• Brief
The lines to copy are those in the listing below that contain the word "image".

• Records provided
"""

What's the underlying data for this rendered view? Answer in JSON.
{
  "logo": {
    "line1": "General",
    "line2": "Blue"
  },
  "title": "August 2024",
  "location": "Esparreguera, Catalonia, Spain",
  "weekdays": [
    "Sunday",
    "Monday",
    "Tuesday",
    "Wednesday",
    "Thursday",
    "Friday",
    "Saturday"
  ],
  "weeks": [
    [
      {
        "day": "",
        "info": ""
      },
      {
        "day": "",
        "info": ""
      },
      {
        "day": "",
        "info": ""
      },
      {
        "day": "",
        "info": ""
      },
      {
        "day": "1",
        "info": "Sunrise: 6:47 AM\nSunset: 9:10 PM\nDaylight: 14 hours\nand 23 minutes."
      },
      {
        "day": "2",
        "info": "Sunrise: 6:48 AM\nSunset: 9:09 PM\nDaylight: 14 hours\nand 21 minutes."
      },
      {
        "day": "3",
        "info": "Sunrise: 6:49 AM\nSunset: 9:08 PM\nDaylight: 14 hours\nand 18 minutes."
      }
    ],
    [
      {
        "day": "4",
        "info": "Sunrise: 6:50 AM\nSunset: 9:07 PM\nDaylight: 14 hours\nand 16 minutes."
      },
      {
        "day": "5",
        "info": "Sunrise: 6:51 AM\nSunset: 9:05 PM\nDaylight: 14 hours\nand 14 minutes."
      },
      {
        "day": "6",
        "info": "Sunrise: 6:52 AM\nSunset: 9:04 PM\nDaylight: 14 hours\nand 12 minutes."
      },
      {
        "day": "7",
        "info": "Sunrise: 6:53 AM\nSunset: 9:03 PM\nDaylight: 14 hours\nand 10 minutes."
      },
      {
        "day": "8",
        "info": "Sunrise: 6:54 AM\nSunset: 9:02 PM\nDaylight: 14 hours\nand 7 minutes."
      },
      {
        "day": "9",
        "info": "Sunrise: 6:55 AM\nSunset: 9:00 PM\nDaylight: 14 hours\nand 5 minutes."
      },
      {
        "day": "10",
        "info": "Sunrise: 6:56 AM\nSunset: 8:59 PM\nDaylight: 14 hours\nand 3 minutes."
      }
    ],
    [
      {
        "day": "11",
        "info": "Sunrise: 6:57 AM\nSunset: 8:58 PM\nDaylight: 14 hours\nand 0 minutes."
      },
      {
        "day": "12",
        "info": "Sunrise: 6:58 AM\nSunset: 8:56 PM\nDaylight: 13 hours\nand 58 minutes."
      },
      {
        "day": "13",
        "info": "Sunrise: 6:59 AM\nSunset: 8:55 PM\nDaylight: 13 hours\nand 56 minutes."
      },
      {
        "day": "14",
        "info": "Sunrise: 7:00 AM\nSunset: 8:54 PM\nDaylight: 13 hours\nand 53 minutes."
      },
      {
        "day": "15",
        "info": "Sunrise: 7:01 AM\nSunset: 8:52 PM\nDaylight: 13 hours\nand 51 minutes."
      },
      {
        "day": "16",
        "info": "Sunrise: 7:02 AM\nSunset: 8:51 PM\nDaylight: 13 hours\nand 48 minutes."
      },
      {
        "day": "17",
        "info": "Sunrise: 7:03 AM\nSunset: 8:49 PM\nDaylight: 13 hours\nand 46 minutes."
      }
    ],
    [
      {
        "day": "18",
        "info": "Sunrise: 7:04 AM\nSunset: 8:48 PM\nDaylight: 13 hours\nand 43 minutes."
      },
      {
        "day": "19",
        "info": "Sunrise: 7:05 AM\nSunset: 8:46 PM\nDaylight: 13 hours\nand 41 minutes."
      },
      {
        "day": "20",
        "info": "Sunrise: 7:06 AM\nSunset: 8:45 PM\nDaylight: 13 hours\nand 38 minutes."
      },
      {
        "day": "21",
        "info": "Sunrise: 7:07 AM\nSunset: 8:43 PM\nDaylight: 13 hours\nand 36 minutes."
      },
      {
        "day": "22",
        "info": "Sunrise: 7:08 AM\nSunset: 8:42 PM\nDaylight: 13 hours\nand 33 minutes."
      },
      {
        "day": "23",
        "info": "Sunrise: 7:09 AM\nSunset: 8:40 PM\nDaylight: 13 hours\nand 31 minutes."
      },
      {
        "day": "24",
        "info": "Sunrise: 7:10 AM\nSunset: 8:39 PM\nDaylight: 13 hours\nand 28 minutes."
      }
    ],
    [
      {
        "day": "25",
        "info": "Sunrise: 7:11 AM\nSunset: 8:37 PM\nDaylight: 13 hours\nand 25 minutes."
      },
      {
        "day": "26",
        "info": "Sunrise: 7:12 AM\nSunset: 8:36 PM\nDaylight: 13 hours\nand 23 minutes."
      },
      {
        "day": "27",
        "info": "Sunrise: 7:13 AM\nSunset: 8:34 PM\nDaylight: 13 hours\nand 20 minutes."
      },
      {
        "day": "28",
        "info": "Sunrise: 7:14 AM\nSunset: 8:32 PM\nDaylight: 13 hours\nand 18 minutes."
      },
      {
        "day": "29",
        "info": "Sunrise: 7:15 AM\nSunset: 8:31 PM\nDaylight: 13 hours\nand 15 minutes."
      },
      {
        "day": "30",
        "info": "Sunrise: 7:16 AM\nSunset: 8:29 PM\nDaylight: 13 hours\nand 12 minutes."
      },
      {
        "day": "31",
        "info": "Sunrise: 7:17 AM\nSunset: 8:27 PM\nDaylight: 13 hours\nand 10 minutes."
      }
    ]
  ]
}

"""
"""

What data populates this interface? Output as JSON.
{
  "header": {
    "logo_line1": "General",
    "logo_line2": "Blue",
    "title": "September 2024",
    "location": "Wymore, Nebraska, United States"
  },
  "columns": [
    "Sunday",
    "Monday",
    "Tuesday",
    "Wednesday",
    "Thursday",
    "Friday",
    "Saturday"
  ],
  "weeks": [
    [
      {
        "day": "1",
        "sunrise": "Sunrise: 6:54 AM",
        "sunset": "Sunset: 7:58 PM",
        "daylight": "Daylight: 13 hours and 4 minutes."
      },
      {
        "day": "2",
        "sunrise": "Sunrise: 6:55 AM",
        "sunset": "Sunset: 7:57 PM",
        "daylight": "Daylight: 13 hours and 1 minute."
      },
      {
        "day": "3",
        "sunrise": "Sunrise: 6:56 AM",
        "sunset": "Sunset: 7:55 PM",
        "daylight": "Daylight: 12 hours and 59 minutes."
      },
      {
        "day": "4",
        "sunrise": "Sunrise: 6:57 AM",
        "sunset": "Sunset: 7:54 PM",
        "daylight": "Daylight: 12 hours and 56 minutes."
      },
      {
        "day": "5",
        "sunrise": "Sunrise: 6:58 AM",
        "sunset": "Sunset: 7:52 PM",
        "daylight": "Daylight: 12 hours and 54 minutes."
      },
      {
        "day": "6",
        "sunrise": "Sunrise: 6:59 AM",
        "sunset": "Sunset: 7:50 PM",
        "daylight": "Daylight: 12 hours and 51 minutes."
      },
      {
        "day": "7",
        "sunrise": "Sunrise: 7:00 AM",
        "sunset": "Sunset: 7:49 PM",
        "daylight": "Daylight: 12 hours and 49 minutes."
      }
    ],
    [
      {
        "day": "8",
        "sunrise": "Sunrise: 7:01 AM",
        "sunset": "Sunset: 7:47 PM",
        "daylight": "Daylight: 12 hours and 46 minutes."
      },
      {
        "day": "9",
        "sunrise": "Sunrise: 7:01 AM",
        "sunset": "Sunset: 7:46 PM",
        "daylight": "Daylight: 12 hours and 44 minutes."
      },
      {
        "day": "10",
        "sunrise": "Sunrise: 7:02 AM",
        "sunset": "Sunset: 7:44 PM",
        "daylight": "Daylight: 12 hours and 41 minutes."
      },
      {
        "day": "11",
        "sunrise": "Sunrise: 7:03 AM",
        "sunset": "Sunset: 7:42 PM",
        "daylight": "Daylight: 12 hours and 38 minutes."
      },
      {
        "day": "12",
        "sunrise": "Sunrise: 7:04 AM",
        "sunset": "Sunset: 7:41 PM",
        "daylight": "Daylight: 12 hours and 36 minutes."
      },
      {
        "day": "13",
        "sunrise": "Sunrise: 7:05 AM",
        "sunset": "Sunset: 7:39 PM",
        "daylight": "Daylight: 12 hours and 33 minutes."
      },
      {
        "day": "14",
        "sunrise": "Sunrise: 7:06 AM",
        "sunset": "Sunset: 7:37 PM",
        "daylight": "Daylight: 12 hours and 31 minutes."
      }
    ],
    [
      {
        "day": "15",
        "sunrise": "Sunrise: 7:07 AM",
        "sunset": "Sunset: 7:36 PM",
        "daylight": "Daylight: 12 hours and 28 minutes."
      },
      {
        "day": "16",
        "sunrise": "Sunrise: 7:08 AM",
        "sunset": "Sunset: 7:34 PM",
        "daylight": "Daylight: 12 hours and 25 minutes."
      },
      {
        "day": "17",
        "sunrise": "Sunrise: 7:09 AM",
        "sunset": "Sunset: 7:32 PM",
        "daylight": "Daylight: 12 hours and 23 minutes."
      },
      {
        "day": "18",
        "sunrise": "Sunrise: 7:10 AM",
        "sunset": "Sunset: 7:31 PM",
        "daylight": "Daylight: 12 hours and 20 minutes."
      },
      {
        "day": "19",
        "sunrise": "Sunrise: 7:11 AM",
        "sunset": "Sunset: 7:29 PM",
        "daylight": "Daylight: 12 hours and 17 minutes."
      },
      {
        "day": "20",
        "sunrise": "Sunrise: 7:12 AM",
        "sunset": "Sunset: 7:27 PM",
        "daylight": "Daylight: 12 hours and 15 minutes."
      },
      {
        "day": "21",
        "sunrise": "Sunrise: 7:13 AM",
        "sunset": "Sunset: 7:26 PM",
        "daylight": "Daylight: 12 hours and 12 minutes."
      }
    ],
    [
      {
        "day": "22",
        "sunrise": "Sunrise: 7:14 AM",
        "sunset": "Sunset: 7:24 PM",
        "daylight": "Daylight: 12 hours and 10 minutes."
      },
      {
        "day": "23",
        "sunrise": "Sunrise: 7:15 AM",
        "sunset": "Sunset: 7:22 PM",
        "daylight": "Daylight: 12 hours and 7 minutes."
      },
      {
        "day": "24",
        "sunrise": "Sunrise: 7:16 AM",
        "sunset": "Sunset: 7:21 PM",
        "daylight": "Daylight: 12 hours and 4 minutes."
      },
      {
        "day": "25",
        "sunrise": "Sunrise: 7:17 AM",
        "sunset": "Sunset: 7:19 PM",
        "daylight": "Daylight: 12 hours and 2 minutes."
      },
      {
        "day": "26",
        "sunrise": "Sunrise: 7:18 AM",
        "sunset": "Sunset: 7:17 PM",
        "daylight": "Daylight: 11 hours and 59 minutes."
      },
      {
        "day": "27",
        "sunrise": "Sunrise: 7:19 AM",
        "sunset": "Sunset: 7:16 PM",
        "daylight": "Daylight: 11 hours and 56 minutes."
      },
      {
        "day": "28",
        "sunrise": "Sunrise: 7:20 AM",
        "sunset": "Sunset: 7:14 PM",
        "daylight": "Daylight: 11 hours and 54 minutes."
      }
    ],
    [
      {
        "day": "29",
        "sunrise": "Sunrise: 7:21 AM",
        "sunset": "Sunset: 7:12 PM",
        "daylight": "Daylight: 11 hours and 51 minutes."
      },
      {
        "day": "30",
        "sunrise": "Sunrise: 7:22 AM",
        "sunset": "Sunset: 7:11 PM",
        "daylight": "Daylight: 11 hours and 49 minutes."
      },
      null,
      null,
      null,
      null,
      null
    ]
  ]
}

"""
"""

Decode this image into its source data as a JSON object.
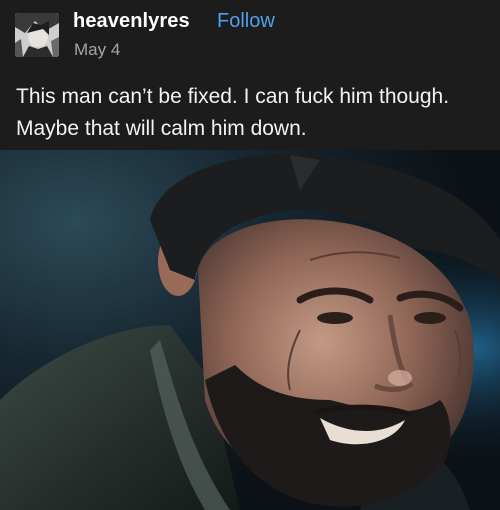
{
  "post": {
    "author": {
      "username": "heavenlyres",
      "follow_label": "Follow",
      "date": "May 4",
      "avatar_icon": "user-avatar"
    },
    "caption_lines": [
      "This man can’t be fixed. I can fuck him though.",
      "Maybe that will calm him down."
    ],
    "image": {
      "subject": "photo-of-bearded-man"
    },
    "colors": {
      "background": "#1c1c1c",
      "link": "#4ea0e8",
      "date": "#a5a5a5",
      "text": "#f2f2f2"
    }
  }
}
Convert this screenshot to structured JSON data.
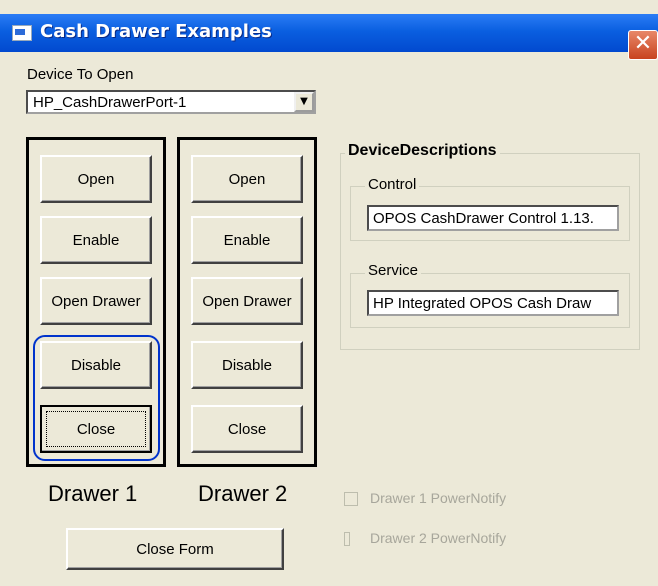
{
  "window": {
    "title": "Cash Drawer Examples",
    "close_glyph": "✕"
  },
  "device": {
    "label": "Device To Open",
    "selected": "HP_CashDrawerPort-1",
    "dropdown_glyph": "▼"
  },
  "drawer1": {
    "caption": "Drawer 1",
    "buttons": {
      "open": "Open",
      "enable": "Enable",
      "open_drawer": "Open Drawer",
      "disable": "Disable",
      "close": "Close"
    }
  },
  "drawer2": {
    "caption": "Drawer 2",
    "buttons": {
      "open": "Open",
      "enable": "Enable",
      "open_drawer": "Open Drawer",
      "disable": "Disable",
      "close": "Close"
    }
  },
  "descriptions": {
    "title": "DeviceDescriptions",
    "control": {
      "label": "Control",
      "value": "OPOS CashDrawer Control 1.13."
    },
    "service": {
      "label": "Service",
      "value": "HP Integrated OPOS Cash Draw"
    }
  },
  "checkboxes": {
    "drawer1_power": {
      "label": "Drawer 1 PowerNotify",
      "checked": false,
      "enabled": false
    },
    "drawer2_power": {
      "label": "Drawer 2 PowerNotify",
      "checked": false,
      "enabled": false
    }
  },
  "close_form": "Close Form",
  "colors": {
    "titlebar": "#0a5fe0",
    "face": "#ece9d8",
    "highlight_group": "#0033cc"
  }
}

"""

• Answer section
Decode this image into its source data as a JSON object.
    "image": {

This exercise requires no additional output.